There’s a new magazine on the newsstands that definitely not for anyone who’s afraid of heights.
Strung Magazine, published by the same folks who put out Tail Fly Fishing Magazine, shows its readers a look into “life at the treeline, and begs you to glance down from those lofty heights, throwing caution to the wind as you follow your outdoor passions,” writes Samir “Mr. Magazine” Husni. “From hunting to fishing, rock climbing to snowboarding, Strung takes you on that ultimate adventure with beautiful photography and great storytelling.”
Husni recently spoke to editor-in-chief Tyler Justice Allen about what he believes makes the new magazine stand out in a crowded outdoor title space.
“For us, life at the treeline is living life right on the edge, right where things start to change,” Allen explains. “And up on a mountain, the treeline signifies the boundary between the safer, lower slopes and the more dangerous exposed areas in the Alpine area. So, it seemed fitting for our audience and with what we were doing.”
Their audience has the same kind of passion about outdoor adventure that they do.
“And in the case of Strung, we ended up going after the people who may engage in fly fishing, responsible hunting, rock climbing, alpine climbing, paddle sports, be it rafting or kayaking, as well as having a strong focus on wildland stewardship and conservation,” Allen continues.
When your audience has this kind of passion about the topic, it’s almost irrelevant to ask “why print.” Magazines are a perfect medium for niche passions; witness the swing from mass market to niche, and the success that niche publishers are finding in print these days.
Still, Allen has an interesting take on the “why print” question.

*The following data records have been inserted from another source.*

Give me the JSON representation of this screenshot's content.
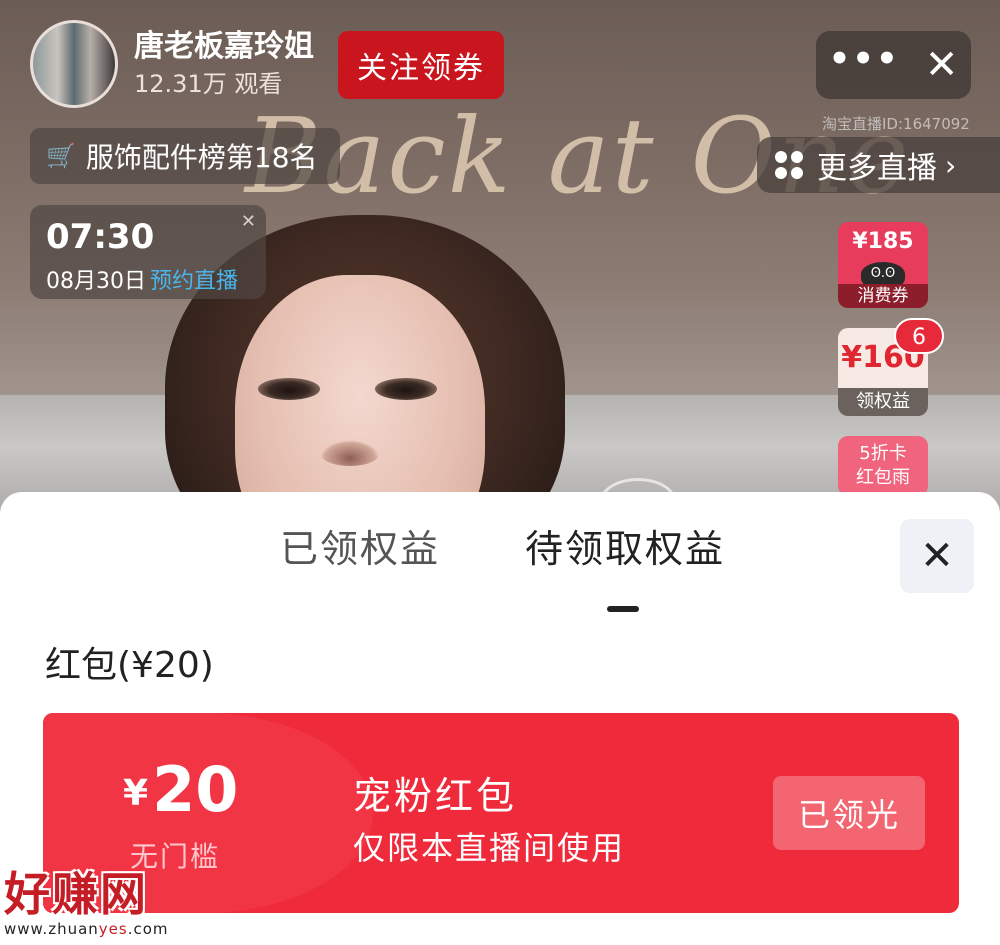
{
  "stream": {
    "host_name": "唐老板嘉玲姐",
    "viewers": "12.31万 观看",
    "follow_label": "关注领券",
    "more_label": "•••",
    "close_label": "✕",
    "stream_id": "淘宝直播ID:1647092",
    "overlay_text": "Back at One",
    "rank": {
      "icon": "cart-icon",
      "label": "服饰配件榜第18名"
    },
    "more_live": {
      "label": "更多直播",
      "chevron": "›"
    },
    "schedule": {
      "time": "07:30",
      "date": "08月30日",
      "reserve_label": "预约直播",
      "dismiss": "✕"
    }
  },
  "side_cards": {
    "consumer_coupon": {
      "amount": "¥185",
      "label": "消费券"
    },
    "benefits": {
      "amount": "¥160",
      "label": "领权益",
      "badge": "6"
    },
    "red_packet_rain": {
      "line1": "5折卡",
      "line2": "红包雨"
    }
  },
  "sheet": {
    "tabs": [
      {
        "label": "已领权益",
        "active": false
      },
      {
        "label": "待领取权益",
        "active": true
      }
    ],
    "close_label": "✕",
    "section_title": "红包(¥20)",
    "coupon": {
      "currency": "¥",
      "amount": "20",
      "threshold": "无门槛",
      "title": "宠粉红包",
      "description": "仅限本直播间使用",
      "button_label": "已领光"
    }
  },
  "watermark": {
    "brand": "好赚网",
    "url_prefix": "www.zhuan",
    "url_highlight": "yes",
    "url_suffix": ".com"
  },
  "colors": {
    "accent_red": "#ef2a3a",
    "follow_red": "#c9161e",
    "reserve_blue": "#48b6ee"
  }
}
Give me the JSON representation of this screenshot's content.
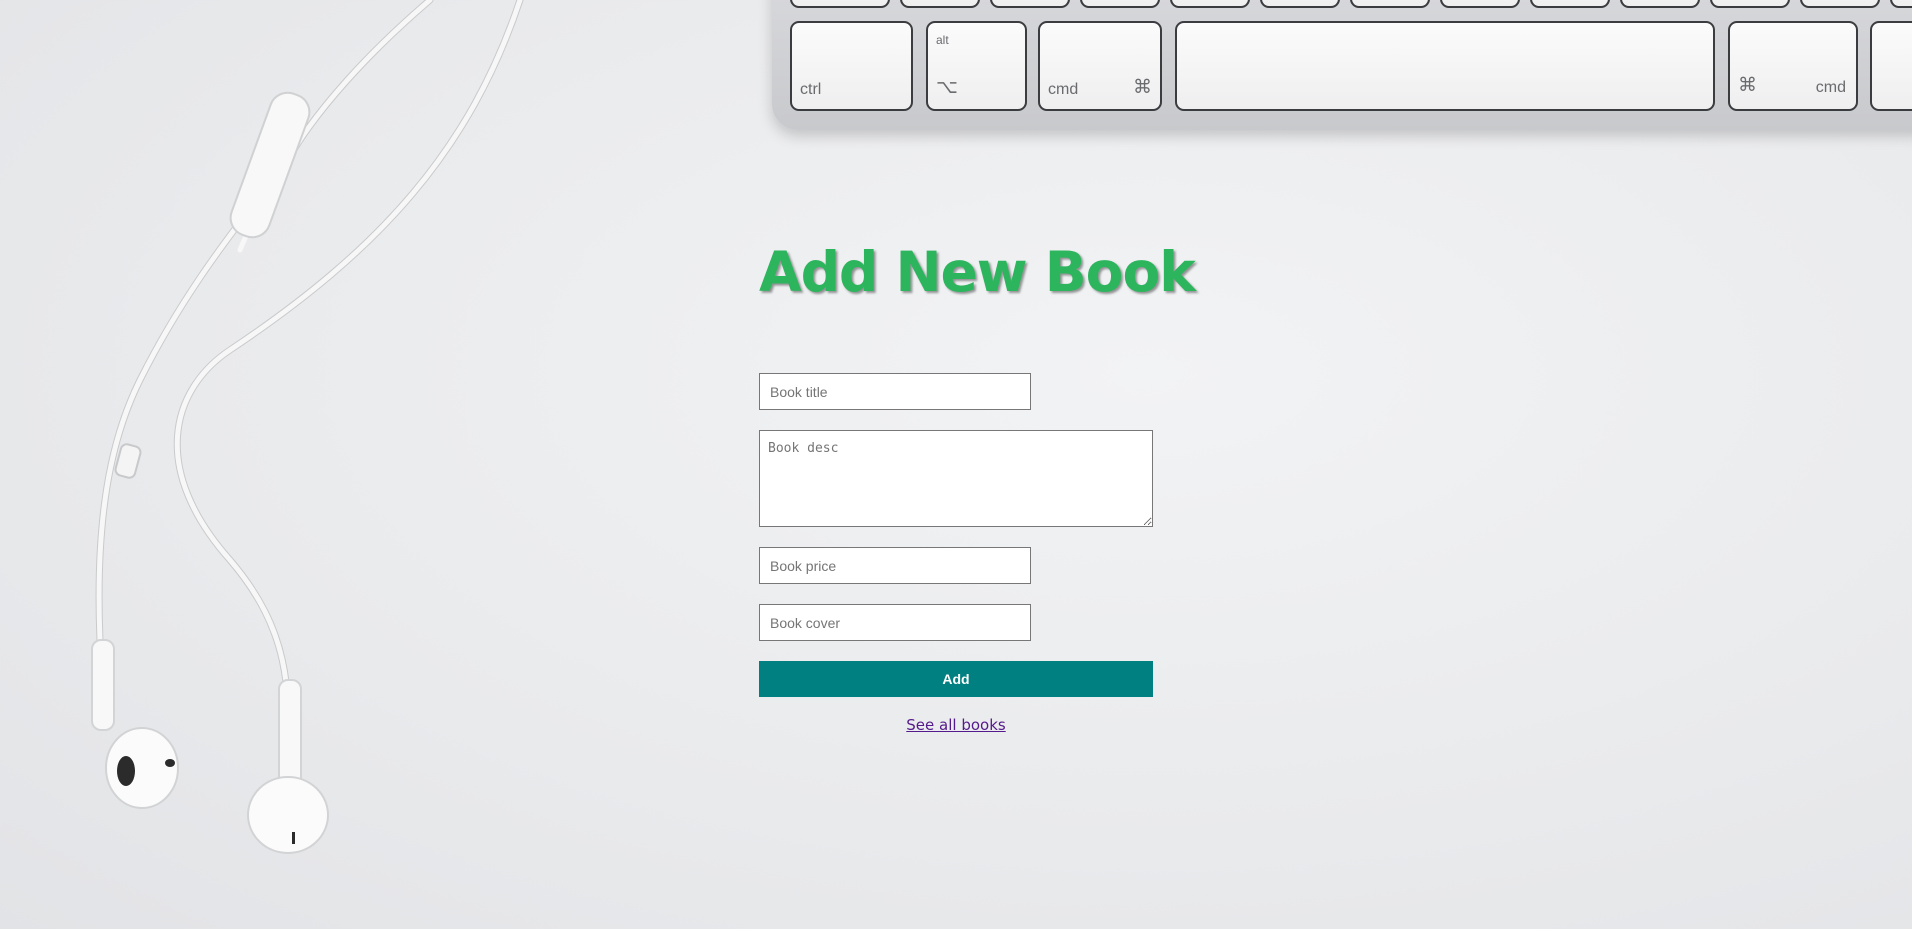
{
  "page": {
    "title": "Add New Book"
  },
  "form": {
    "title_placeholder": "Book title",
    "desc_placeholder": "Book desc",
    "price_placeholder": "Book price",
    "cover_placeholder": "Book cover",
    "submit_label": "Add",
    "link_label": "See all books"
  },
  "keyboard": {
    "ctrl_label": "ctrl",
    "alt_label": "alt",
    "option_symbol": "⌥",
    "cmd_label_left": "cmd",
    "cmd_symbol_left": "⌘",
    "cmd_symbol_right": "⌘",
    "cmd_label_right": "cmd"
  },
  "colors": {
    "title_green": "#2db55d",
    "button_teal": "#008080",
    "link_visited": "#551a8b"
  }
}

“We decided to go with a print publication because we wanted to create something that would leave a lasting impression on the reader,” he explains. “We went with an oversized format, Strung is 9.5 x 12 inches, so it’s a full inch taller and wider than you’ll find most publications. And it’s printed on heavy grade, not finished paper. So, we wanted to create something that was almost akin to a coffee table book.”
It’s not just the size and heft that sets it apart from the market, though. As Allen explains, part of what makes them unique is the way they are tackling such a wide range of outdoor adventure sports.
“Most magazines are covering one or two different sports, you have large fly-fishing publications that are focused exclusively on that sport; you have hunting publications; then you have publications similar to Outside Magazine, for example, that does look at a variety of outdoor sports and recreation, but they don’t bring a fly fishing or responsible hunting component into the fold,” he notes. “And that’s where you find us. We’re trying to bring all of these together and I haven’t seen another publication that is really trying to tackle all of them.”
If you’ve got an outdoor enthusiast on your shopping list, this might be just the thing. We wish them tons of success with their new title.